Redwoods grow in a narrow strip along the Pacific Coast of Calif. and southwestern Oregon.

Giant sequoias grow only in the Sierra Nevada's west slope.


Coast redwoods tower over all other trees in the world. Redwood forests developed the world's greatest volume of living matter per unit of land surface. Giant sequoias, their cousins, grow larger in diameter and bulk but not in height. Coast redwoods survive to be about 2,000 years old, averaging 500 to 700 years. They have no known killing diseases and suffer no significant insect damage. The bark has chemicals (tannins) which make it remarkably fire resistant.

In the Age of Dinosaurs redwood species dominated much of the Northern Hemisphere, including today's Arctic. Climate change over millennia reduced redwood habitat to this narrow, fog-bound coastal corridor. Coast redwoods reproduce by seeds and by stump sprouting. Seeds slightly larger than a pinhead are released from mature cones that ripen in August and September. If a redwood is felled or badly burned, a ring of new trees sprouts from burls around the trunk's base. Circular stands of these family groups are common. These saplings use the parent tree's root system. Redwoods have no taproot; their roots penetrate only 10-13 feet depth and spread out just 60-80 feet.

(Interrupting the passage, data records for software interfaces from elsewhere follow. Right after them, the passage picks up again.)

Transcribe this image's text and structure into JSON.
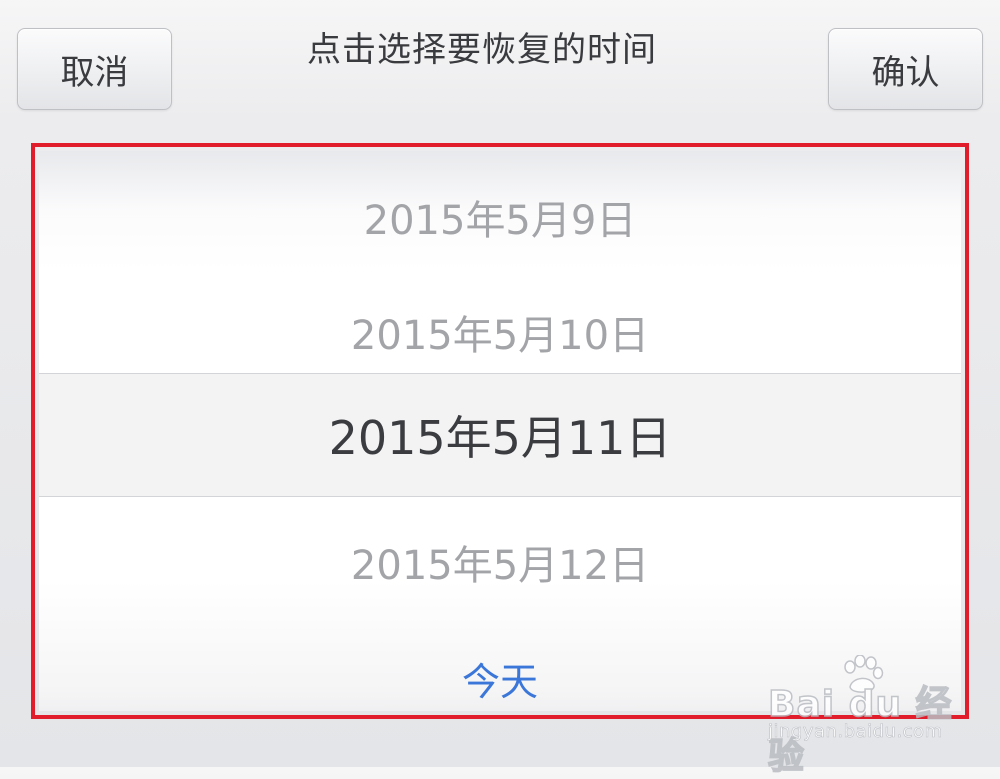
{
  "dialog": {
    "cancel_label": "取消",
    "title": "点击选择要恢复的时间",
    "confirm_label": "确认"
  },
  "picker": {
    "rows": [
      "2015年5月9日",
      "2015年5月10日",
      "2015年5月11日",
      "2015年5月12日"
    ],
    "selected": "2015年5月11日",
    "today_label": "今天"
  },
  "watermark": {
    "brand": "Bai du 经验",
    "url": "jingyan.baidu.com"
  },
  "colors": {
    "highlight_border": "#e11d2b",
    "link": "#3b76d9",
    "selected_text": "#3b3c40",
    "dim_text": "#a3a4a8"
  }
}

The Role of Fog

The passage of air warmed by inland head over cold, near-shore waters creates fog here almost daily in the summer. Fog plays a two-fold role that helps approximate the mild, moist climate that prevailed in the Age of Dinosaurs when redwood species grew over much of North America. Bathing redwood forests, the frequent summer fogs bring relief from dry summers and decrease the amount of water lost through leaf surfaces. Also fog collects on trees and its dripping contributes additional precipitation. Fog is not essential to redwoods, but its absence would reduce their range.


The Coast Redwood


Giant Sequoia Facts:

Height: to 311 ft.
Age: to 3,200 years
Bark: to 31 in. thick
Base: to 40 ft. diam.

Reproduce: by seed only
Seed size: like oat flakes
Cone size: like chicken's eggs

Coast Redwood Facts:

Height: to 367.8 ft.
Age: to 2,000 years
Bark: to 12 in. thick
Base: to 22 ft. diam.

Reproduce: by seed or sprout
Seed size: like tomato seeds
Cone size: like a large olive



Source: Official Map and Guide for Redwood National and State Parks